Chef Jacob Verstegen is excited to bring fresh culinary options to St. Clair.
The Executive Chef at the newly renovated St. Clair Inn, Jacob Verstegen, never wanted to be a chef.
"It was a mistake," he says of how he ended up in the kitchen.
He had gone to college at the University of Wisconsin to study music and accounting but found he wasn't a good enough Unique, flavorful dishes fill the seasonal menu at 1926.
After dropping out of school, he got a job in a kitchen, because "kitchens are always hiring," says Verstegen. "Once you step foot in a kitchen, that's it. You have to scratch that itch."
From there he traveled all over the world, including France, Spain, Germany, Japan, and Brazil to study different cooking methods and world cuisines.
"I have a wide-range background, and I take all those experiences and put them onto a plate," says Verstegen.
He settled in Chicago and cooked for notable places in the city such as the Peninsula Hotel, the Telegraph Wine Bar, and most recently, the London House, before moving to Michigan to head up the dining spaces at the St. Clair Inn.
"It's nice," he says. "I am happy to come back to that slower pace and be more community focused."
Having grown up in a village in Wisconsin, Verstegen is familiar with the small-town charm that St. Clair and the Inn offered.
Chef Jacob Verstegen works at a station in the kitchen.
"Coming from the London House to this Landmark property, built in 1926 and renovated," he says of the Inn. "I didn't know what to expect. I saw the building and it sparked a fire. I fell in love with the idea of the project."
Once Verstegen was situated in Michigan, he spent his first six weeks visiting and forging partnerships with local farms. "I came to farms to find out what's gonna grow, and make sense, and talked to the farmers."
That dedication to learning about the produce and ingredients available in eastern Michigan is something Verstegen has always prided himself on: a commitment to local, organic, and seasonal products wherever he goes.

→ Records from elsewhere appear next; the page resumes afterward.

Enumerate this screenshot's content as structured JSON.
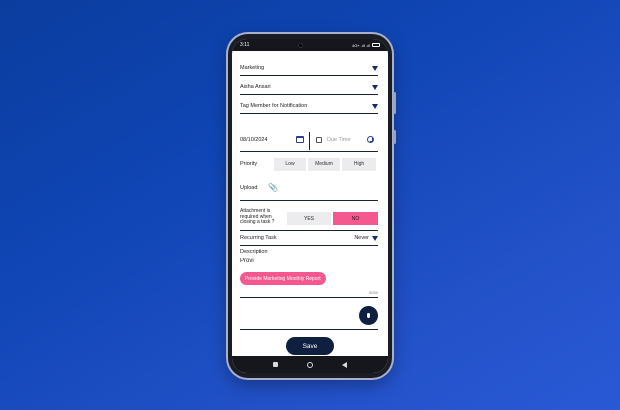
{
  "status_bar": {
    "time": "3:11",
    "network": "4G+ .ıll .ıll"
  },
  "form": {
    "category": "Marketing",
    "assignee": "Aisha Ansari",
    "tag_member_placeholder": "Tag Member for Notification",
    "date": "08/10/2024",
    "due_time_placeholder": "Due Time",
    "priority_label": "Priority",
    "priority_options": [
      "Low",
      "Medium",
      "High"
    ],
    "upload_label": "Upload",
    "attachment_label": "Attachment is required when closing a task ?",
    "attachment_yes": "YES",
    "attachment_no": "NO",
    "attachment_selected": "NO",
    "recurring_label": "Recurring Task",
    "recurring_value": "Never",
    "description_label": "Description",
    "description_value": "Provi",
    "suggestion_chip": "Provide Marketing Monthly Report",
    "char_counter": "5/200",
    "save_label": "Save"
  },
  "colors": {
    "accent_pink": "#f5588e",
    "navy": "#0e1f3f",
    "bg_blue": "#0f45b4"
  },
  "icons": [
    "calendar-icon",
    "clock-icon",
    "paperclip-icon",
    "mic-icon",
    "dropdown-triangle-icon"
  ]
}
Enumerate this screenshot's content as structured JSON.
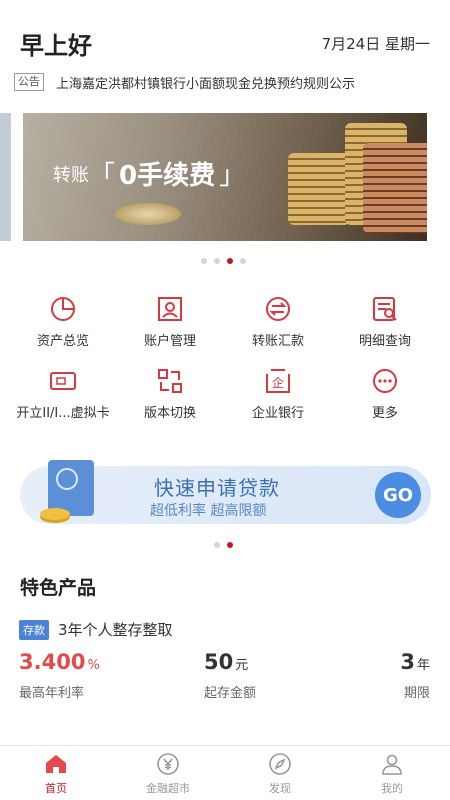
{
  "header": {
    "greeting": "早上好",
    "date": "7月24日 星期一"
  },
  "notice": {
    "tag": "公告",
    "text": "上海嘉定洪都村镇银行小面额现金兑换预约规则公示"
  },
  "banner": {
    "prefix": "转账",
    "highlight": "0手续费",
    "active_slide": 3,
    "slides": 4
  },
  "menu": {
    "items": [
      {
        "label": "资产总览",
        "icon": "pie-chart-icon"
      },
      {
        "label": "账户管理",
        "icon": "user-card-icon"
      },
      {
        "label": "转账汇款",
        "icon": "transfer-icon"
      },
      {
        "label": "明细查询",
        "icon": "search-doc-icon"
      },
      {
        "label": "开立II/I...虚拟卡",
        "icon": "bank-card-icon"
      },
      {
        "label": "版本切换",
        "icon": "switch-icon"
      },
      {
        "label": "企业银行",
        "icon": "enterprise-icon"
      },
      {
        "label": "更多",
        "icon": "more-icon"
      }
    ]
  },
  "loan_banner": {
    "title": "快速申请贷款",
    "subtitle": "超低利率 超高限额",
    "go_label": "GO",
    "active_slide": 2,
    "slides": 2
  },
  "featured": {
    "section_title": "特色产品",
    "tag": "存款",
    "name": "3年个人整存整取",
    "rate_value": "3.400",
    "rate_unit": "%",
    "rate_label": "最高年利率",
    "amount_value": "50",
    "amount_unit": "元",
    "amount_label": "起存金额",
    "term_value": "3",
    "term_unit": "年",
    "term_label": "期限"
  },
  "tabbar": {
    "tabs": [
      {
        "label": "首页",
        "icon": "home-icon",
        "active": true
      },
      {
        "label": "金融超市",
        "icon": "yuan-icon",
        "active": false
      },
      {
        "label": "发现",
        "icon": "compass-icon",
        "active": false
      },
      {
        "label": "我的",
        "icon": "person-icon",
        "active": false
      }
    ]
  },
  "colors": {
    "accent": "#c8161d",
    "icon_red": "#d9383e",
    "loan_blue": "#4b8de0",
    "rate_red": "#e5484d"
  }
}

Because of that commitment to fresh, unprocessed foods, he will never make himself his own favorite dish ever again, until it can become more sustainable and responsible to prepare: Otoro Tuna, which is the fatty, belly portion of the tuna fish.
"It has a butter, fish flavor, it's amazing," he says.
Verstegen says that along with fermented rice granules, a gastrique sauce, and pickled fresh wasabi, it's one of the best A variety of seasonal dishes fill the menu at 1926 Restaurant at the St. Clair Inn.
dishes he has ever had.
But tuna is often overfished and it is not sustainable to catch it specifically for one part of the fish. "Otoro is not sustainable," he says. "We shouldn't choose flavor over the health of the ocean."
As far as presenting plates to guests, Verstegen says it's not about what you do notice about the plate, but what you don't. "I was trained to predict what people want—intuitive service."
The Inn features seven restaurants and a bar. The 1926 serves breakfast, lunch, and dinner. The Sky Bar features unobstructed river views and outdoor terrace and experimental menu with beer, wine, and cocktails. The Dive offers simple, casual dining.
The Fireside Lounge offers a space to relax while you enjoy snacks and beverages; savor English tea and scones at the Sapphire Room; sip cocktails or munch snacks poolside at the Sandbar; and revisit the time when alcohol was illegal to consume and sell at Prohibition an old-styled speakeasy.
Creating great food is all about the details, according to Chef Jacob Verstegen.
"We have a special occasion space, 1926, or a community space with the Dive," says Verstegen. "We have something for everyone."
The Inn likes to say that "Every Stay Has a Story," and that story makes the Inn so unique and important to guests.
Verstegen is hoping to follow that same course in the kitchens of the inn.
"We're serving something that belongs in a certain time and place, and that is the current snapshot of St. Clair. It tastes great."